| Given records |

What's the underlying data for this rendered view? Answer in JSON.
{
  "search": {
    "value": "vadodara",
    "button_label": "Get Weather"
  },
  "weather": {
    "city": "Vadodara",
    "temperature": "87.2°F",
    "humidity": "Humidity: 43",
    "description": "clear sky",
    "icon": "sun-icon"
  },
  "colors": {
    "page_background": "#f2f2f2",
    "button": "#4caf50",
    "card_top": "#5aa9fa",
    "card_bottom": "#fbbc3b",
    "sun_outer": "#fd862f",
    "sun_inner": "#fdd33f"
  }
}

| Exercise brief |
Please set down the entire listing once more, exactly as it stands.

| Task answer |
What's the underlying data for this rendered view? Answer in JSON.
{
  "search": {
    "value": "vadodara",
    "button_label": "Get Weather"
  },
  "weather": {
    "city": "Vadodara",
    "temperature": "87.2°F",
    "humidity": "Humidity: 43",
    "description": "clear sky",
    "icon": "sun-icon"
  },
  "colors": {
    "page_background": "#f2f2f2",
    "button": "#4caf50",
    "card_top": "#5aa9fa",
    "card_bottom": "#fbbc3b",
    "sun_outer": "#fd862f",
    "sun_inner": "#fdd33f"
  }
}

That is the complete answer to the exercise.